Following on the successes from 2017, this year FNB will continue to drive money lessons at primary and high schools across the country.
Eunice Sibiya, Head of Consumer Education at FNB says, “The subject of money is universal and applies to all of us irrespective of age and that’s the reason we are fully behind this campaign. We continue to engage young people about the subject of money so that they grow up with a clear understanding of the value of money.”
The long-term benefit of this effort is that we will have a citizenry that understands concepts such as financial planning, budget and saving.
“The subject of finances has always been thought to be a conversation to be had among adults. However, we are committed to changing this mindset and include children in the conversation,” adds Sibiya.
Sibiya shares tips on how parents can involve their children in the money conversation:
Saving vs spending: the discussion about money with children should start by making them understand the difference between saving and spending. Having an understanding of this basic concept will help them value money and be mindful of the favorable financial habits.
Budgeting: the important message is to treat every rand as if it’s your last and to have a clear plan as to how and where you spend your money, and most importantly, how you create room for saving. We encourage parents to help children draw up a budget plan based on their pocket money. This will help create awareness that spending money must be planned.
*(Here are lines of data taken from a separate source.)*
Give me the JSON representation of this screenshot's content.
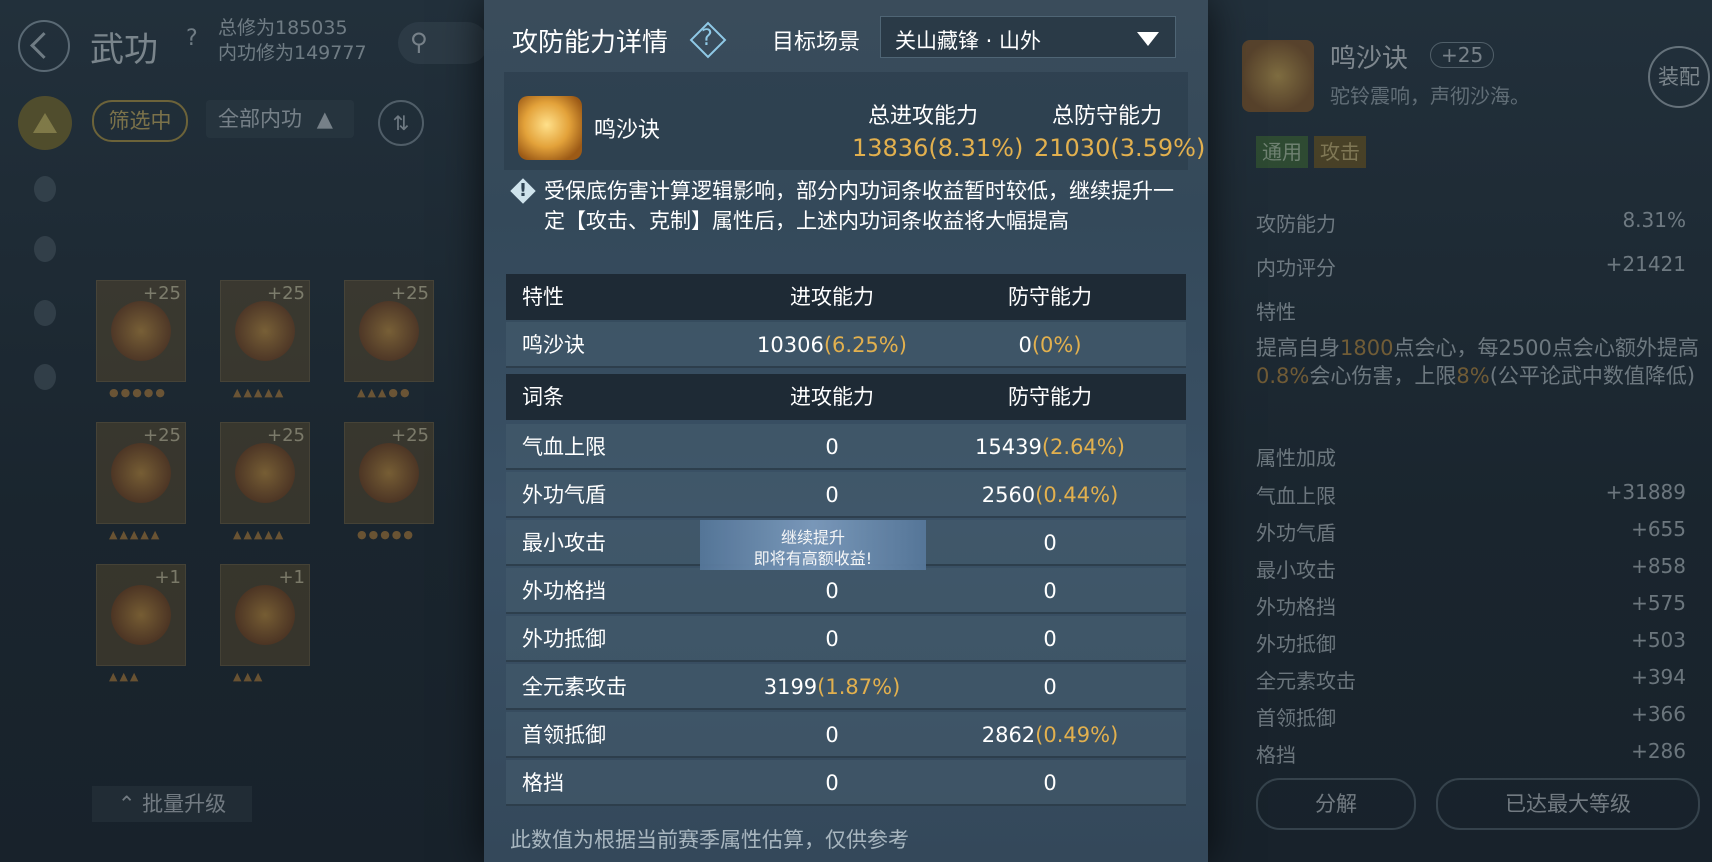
{
  "background_left": {
    "title": "武功",
    "help": "?",
    "cultivation_total": "总修为185035",
    "cultivation_inner": "内功修为149777",
    "search_glyph": "搜",
    "filter_label": "筛选中",
    "all_inner_label": "全部内功",
    "batch_upgrade_label": "批量升级",
    "cards": [
      {
        "level": "+25"
      },
      {
        "level": "+25"
      },
      {
        "level": "+25"
      },
      {
        "level": "+25"
      },
      {
        "level": "+25"
      },
      {
        "level": "+25"
      },
      {
        "level": "+1"
      },
      {
        "level": "+1"
      }
    ]
  },
  "background_right": {
    "name": "鸣沙诀",
    "level": "+25",
    "subtitle": "驼铃震响，声彻沙海。",
    "equip_label": "装配",
    "tags": [
      "通用",
      "攻击"
    ],
    "rows": [
      {
        "label": "攻防能力",
        "value": "8.31%"
      },
      {
        "label": "内功评分",
        "value": "+21421"
      }
    ],
    "trait_header": "特性",
    "trait_text_parts": [
      "提高自身",
      "1800",
      "点会心，每2500点会心额外提高",
      "0.8%",
      "会心伤害，上限",
      "8%",
      "(公平论武中数值降低)"
    ],
    "attr_header": "属性加成",
    "attrs": [
      {
        "label": "气血上限",
        "value": "+31889"
      },
      {
        "label": "外功气盾",
        "value": "+655"
      },
      {
        "label": "最小攻击",
        "value": "+858"
      },
      {
        "label": "外功格挡",
        "value": "+575"
      },
      {
        "label": "外功抵御",
        "value": "+503"
      },
      {
        "label": "全元素攻击",
        "value": "+394"
      },
      {
        "label": "首领抵御",
        "value": "+366"
      },
      {
        "label": "格挡",
        "value": "+286"
      }
    ],
    "decompose_label": "分解",
    "max_level_label": "已达最大等级"
  },
  "modal": {
    "title": "攻防能力详情",
    "help": "?",
    "scene_label": "目标场景",
    "scene_value": "关山藏锋 · 山外",
    "skill_name": "鸣沙诀",
    "total_attack_label": "总进攻能力",
    "total_defense_label": "总防守能力",
    "total_attack_value": "13836(8.31%)",
    "total_defense_value": "21030(3.59%)",
    "notice": "受保底伤害计算逻辑影响，部分内功词条收益暂时较低，继续提升一定【攻击、克制】属性后，上述内功词条收益将大幅提高",
    "trait_table": {
      "headers": [
        "特性",
        "进攻能力",
        "防守能力"
      ],
      "rows": [
        {
          "name": "鸣沙诀",
          "atk": "10306",
          "atk_pct": "(6.25%)",
          "def": "0",
          "def_pct": "(0%)"
        }
      ]
    },
    "entry_table": {
      "headers": [
        "词条",
        "进攻能力",
        "防守能力"
      ],
      "rows": [
        {
          "name": "气血上限",
          "atk": "0",
          "atk_pct": "",
          "def": "15439",
          "def_pct": "(2.64%)"
        },
        {
          "name": "外功气盾",
          "atk": "0",
          "atk_pct": "",
          "def": "2560",
          "def_pct": "(0.44%)"
        },
        {
          "name": "最小攻击",
          "atk": "",
          "atk_pct": "",
          "def": "0",
          "def_pct": ""
        },
        {
          "name": "外功格挡",
          "atk": "0",
          "atk_pct": "",
          "def": "0",
          "def_pct": ""
        },
        {
          "name": "外功抵御",
          "atk": "0",
          "atk_pct": "",
          "def": "0",
          "def_pct": ""
        },
        {
          "name": "全元素攻击",
          "atk": "3199",
          "atk_pct": "(1.87%)",
          "def": "0",
          "def_pct": ""
        },
        {
          "name": "首领抵御",
          "atk": "0",
          "atk_pct": "",
          "def": "2862",
          "def_pct": "(0.49%)"
        },
        {
          "name": "格挡",
          "atk": "0",
          "atk_pct": "",
          "def": "0",
          "def_pct": ""
        }
      ]
    },
    "tooltip_line1": "继续提升",
    "tooltip_line2": "即将有高额收益!",
    "footer": "此数值为根据当前赛季属性估算，仅供参考"
  },
  "colors": {
    "accent_gold": "#e2b04e",
    "modal_bg": "#3a4c5b",
    "table_header": "#1e2a35"
  }
}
Impulse purchases: children need to understand the difference between needs and wants. This will help them avoid impulse purchases. Furthermore, parents must educate children about the consequences of unplanned spending.
Financial goals: from the pocket money that your child receives, encourage them to save and set financial goals. Teach them the importance of financial goals and how achieving their goals can benefit them.
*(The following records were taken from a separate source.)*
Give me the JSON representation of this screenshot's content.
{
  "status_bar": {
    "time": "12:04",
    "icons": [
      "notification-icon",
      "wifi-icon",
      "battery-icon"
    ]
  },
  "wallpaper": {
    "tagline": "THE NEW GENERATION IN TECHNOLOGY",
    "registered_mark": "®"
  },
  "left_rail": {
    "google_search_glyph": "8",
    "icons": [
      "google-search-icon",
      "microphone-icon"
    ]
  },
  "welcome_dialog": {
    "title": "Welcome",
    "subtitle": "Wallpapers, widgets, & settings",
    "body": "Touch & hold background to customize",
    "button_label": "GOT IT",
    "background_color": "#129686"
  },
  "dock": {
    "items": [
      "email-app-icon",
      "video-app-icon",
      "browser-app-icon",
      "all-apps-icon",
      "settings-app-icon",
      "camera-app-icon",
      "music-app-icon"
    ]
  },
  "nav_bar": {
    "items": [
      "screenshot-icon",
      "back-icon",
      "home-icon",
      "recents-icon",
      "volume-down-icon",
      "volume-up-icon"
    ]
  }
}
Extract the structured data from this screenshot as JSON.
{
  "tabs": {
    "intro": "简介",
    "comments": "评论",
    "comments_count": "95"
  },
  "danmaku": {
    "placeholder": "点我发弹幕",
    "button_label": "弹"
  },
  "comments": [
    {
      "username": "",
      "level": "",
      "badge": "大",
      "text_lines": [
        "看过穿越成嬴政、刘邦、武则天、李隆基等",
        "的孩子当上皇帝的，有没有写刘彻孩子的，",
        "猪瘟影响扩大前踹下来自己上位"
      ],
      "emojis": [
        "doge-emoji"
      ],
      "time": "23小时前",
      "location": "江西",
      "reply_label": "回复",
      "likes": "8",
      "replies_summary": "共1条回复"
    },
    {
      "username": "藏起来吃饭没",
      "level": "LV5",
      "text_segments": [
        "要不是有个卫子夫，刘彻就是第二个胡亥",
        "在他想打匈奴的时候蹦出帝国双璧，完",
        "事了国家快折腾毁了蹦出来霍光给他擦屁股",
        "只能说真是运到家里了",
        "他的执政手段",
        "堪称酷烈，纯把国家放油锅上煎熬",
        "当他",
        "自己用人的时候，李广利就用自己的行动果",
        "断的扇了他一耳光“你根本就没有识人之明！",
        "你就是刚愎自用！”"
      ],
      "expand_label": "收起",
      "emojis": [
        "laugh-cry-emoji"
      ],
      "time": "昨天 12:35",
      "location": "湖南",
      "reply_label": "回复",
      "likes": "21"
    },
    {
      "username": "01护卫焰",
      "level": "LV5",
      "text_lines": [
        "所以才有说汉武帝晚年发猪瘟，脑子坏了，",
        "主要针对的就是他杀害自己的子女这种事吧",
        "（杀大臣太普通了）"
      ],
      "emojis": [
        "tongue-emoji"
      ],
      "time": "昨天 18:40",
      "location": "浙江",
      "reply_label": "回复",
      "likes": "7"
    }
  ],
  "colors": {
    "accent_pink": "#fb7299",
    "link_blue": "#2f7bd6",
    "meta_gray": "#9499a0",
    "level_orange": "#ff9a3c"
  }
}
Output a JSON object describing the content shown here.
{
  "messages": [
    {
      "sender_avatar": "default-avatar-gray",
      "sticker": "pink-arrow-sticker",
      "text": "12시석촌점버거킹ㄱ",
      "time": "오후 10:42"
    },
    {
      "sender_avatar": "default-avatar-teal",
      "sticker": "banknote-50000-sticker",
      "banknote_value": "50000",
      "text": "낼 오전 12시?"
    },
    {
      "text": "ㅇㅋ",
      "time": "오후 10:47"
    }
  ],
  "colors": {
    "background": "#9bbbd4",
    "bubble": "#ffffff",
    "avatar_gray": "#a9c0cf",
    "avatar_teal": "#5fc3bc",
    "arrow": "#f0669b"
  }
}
“At the heart of this campaign is shaping young minds to understand that if they learn to use money properly, it will open up possibilities for them. While we observe Global Money Week, let it serve as a reminder that if children are not taught to manage money very early, they may never be able to correct themselves and unable to reach financially freedom,” concludes Sibiya.